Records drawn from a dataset
★ ★ ★ ★ ★
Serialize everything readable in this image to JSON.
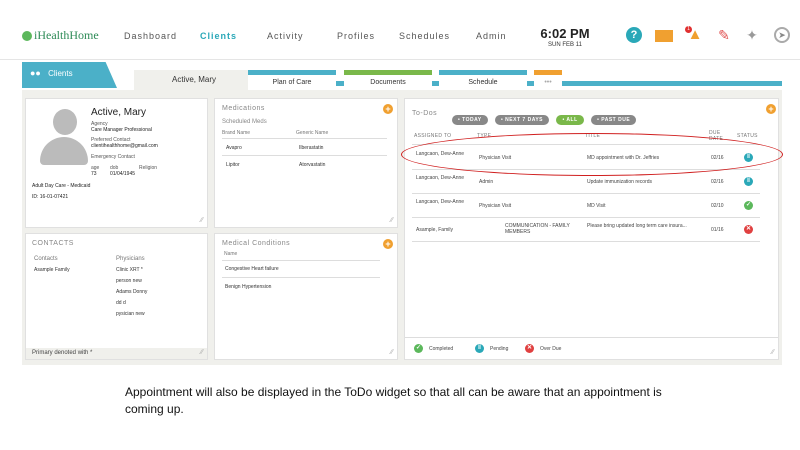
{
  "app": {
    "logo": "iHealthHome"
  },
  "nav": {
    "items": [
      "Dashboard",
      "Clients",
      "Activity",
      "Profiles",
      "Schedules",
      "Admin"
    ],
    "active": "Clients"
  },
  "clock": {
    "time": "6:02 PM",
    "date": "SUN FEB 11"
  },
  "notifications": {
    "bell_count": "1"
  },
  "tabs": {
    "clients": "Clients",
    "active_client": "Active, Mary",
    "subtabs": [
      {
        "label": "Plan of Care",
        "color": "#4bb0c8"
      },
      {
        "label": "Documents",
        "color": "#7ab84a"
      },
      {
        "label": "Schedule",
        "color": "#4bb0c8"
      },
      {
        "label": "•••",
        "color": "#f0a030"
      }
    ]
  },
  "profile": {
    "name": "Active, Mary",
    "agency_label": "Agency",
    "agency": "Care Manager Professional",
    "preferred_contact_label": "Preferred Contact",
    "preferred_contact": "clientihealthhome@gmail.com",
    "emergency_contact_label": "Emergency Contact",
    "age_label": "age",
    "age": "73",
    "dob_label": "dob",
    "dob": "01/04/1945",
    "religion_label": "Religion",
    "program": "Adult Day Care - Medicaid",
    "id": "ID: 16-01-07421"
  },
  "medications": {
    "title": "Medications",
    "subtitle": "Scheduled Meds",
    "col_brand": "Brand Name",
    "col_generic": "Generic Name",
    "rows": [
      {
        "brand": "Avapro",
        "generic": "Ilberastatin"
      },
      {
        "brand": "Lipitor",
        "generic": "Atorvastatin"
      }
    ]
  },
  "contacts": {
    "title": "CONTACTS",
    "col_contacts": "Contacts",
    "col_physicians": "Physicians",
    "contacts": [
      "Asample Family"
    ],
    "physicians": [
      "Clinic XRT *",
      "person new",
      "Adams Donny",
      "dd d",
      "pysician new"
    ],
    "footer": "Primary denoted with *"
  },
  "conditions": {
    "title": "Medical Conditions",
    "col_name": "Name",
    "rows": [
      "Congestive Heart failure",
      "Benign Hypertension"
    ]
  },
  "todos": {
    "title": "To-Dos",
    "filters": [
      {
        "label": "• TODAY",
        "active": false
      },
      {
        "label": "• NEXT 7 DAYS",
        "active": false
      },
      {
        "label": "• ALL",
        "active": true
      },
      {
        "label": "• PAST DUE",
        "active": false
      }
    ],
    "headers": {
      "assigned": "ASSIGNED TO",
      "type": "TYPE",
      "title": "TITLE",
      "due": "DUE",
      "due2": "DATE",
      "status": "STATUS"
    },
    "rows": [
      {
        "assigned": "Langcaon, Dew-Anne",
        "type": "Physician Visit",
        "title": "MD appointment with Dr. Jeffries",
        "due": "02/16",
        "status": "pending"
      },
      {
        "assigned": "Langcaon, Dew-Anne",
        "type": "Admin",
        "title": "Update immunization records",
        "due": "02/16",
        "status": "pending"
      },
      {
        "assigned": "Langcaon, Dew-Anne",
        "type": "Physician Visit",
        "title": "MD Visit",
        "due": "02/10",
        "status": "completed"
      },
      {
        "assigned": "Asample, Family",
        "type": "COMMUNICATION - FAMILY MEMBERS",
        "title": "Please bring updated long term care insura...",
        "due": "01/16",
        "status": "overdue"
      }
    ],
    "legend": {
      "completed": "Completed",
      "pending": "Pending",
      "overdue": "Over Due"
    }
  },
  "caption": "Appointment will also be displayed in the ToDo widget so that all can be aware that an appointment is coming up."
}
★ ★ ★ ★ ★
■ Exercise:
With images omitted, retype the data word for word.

■ Answer for the task:
Serialize everything readable in this image to JSON.
{
  "app": {
    "logo": "iHealthHome"
  },
  "nav": {
    "items": [
      "Dashboard",
      "Clients",
      "Activity",
      "Profiles",
      "Schedules",
      "Admin"
    ],
    "active": "Clients"
  },
  "clock": {
    "time": "6:02 PM",
    "date": "SUN FEB 11"
  },
  "notifications": {
    "bell_count": "1"
  },
  "tabs": {
    "clients": "Clients",
    "active_client": "Active, Mary",
    "subtabs": [
      {
        "label": "Plan of Care",
        "color": "#4bb0c8"
      },
      {
        "label": "Documents",
        "color": "#7ab84a"
      },
      {
        "label": "Schedule",
        "color": "#4bb0c8"
      },
      {
        "label": "•••",
        "color": "#f0a030"
      }
    ]
  },
  "profile": {
    "name": "Active, Mary",
    "agency_label": "Agency",
    "agency": "Care Manager Professional",
    "preferred_contact_label": "Preferred Contact",
    "preferred_contact": "clientihealthhome@gmail.com",
    "emergency_contact_label": "Emergency Contact",
    "age_label": "age",
    "age": "73",
    "dob_label": "dob",
    "dob": "01/04/1945",
    "religion_label": "Religion",
    "program": "Adult Day Care - Medicaid",
    "id": "ID: 16-01-07421"
  },
  "medications": {
    "title": "Medications",
    "subtitle": "Scheduled Meds",
    "col_brand": "Brand Name",
    "col_generic": "Generic Name",
    "rows": [
      {
        "brand": "Avapro",
        "generic": "Ilberastatin"
      },
      {
        "brand": "Lipitor",
        "generic": "Atorvastatin"
      }
    ]
  },
  "contacts": {
    "title": "CONTACTS",
    "col_contacts": "Contacts",
    "col_physicians": "Physicians",
    "contacts": [
      "Asample Family"
    ],
    "physicians": [
      "Clinic XRT *",
      "person new",
      "Adams Donny",
      "dd d",
      "pysician new"
    ],
    "footer": "Primary denoted with *"
  },
  "conditions": {
    "title": "Medical Conditions",
    "col_name": "Name",
    "rows": [
      "Congestive Heart failure",
      "Benign Hypertension"
    ]
  },
  "todos": {
    "title": "To-Dos",
    "filters": [
      {
        "label": "• TODAY",
        "active": false
      },
      {
        "label": "• NEXT 7 DAYS",
        "active": false
      },
      {
        "label": "• ALL",
        "active": true
      },
      {
        "label": "• PAST DUE",
        "active": false
      }
    ],
    "headers": {
      "assigned": "ASSIGNED TO",
      "type": "TYPE",
      "title": "TITLE",
      "due": "DUE",
      "due2": "DATE",
      "status": "STATUS"
    },
    "rows": [
      {
        "assigned": "Langcaon, Dew-Anne",
        "type": "Physician Visit",
        "title": "MD appointment with Dr. Jeffries",
        "due": "02/16",
        "status": "pending"
      },
      {
        "assigned": "Langcaon, Dew-Anne",
        "type": "Admin",
        "title": "Update immunization records",
        "due": "02/16",
        "status": "pending"
      },
      {
        "assigned": "Langcaon, Dew-Anne",
        "type": "Physician Visit",
        "title": "MD Visit",
        "due": "02/10",
        "status": "completed"
      },
      {
        "assigned": "Asample, Family",
        "type": "COMMUNICATION - FAMILY MEMBERS",
        "title": "Please bring updated long term care insura...",
        "due": "01/16",
        "status": "overdue"
      }
    ],
    "legend": {
      "completed": "Completed",
      "pending": "Pending",
      "overdue": "Over Due"
    }
  },
  "caption": "Appointment will also be displayed in the ToDo widget so that all can be aware that an appointment is coming up."
}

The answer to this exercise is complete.